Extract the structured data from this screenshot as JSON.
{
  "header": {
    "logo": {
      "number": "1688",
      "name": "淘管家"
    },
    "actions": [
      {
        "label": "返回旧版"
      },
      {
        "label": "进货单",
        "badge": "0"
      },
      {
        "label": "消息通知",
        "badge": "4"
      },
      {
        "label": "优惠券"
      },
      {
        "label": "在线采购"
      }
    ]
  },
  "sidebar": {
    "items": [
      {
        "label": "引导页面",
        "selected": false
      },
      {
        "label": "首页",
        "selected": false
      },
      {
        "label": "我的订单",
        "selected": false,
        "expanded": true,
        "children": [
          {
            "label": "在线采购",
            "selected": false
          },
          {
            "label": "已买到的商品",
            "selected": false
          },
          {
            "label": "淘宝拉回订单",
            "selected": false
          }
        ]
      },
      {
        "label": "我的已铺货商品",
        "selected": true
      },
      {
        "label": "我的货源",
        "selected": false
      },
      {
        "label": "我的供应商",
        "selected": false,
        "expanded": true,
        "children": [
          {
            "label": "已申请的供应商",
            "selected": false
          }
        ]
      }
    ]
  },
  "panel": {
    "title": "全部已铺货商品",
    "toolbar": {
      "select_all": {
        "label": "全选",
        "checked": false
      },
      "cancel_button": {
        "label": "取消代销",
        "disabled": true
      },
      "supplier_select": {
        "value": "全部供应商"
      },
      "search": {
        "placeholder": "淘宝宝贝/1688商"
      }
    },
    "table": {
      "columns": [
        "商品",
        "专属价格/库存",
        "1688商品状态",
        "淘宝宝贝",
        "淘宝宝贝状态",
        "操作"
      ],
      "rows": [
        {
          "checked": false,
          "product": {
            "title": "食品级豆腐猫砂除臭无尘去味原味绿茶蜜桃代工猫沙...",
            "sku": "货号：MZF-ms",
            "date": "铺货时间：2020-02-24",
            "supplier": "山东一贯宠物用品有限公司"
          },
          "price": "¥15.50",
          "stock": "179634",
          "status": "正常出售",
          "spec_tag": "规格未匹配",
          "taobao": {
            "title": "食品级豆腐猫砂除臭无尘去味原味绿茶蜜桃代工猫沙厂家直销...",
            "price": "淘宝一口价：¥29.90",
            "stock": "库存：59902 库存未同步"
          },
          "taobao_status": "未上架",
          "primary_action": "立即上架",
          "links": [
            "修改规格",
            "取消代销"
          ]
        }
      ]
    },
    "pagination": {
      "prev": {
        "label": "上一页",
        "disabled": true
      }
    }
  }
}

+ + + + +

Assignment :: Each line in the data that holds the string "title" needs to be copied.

Solution ::
    "title": "全部已铺货商品",
            "title": "食品级豆腐猫砂除臭无尘去味原味绿茶蜜桃代工猫沙...",
            "title": "食品级豆腐猫砂除臭无尘去味原味绿茶蜜桃代工猫沙厂家直销...",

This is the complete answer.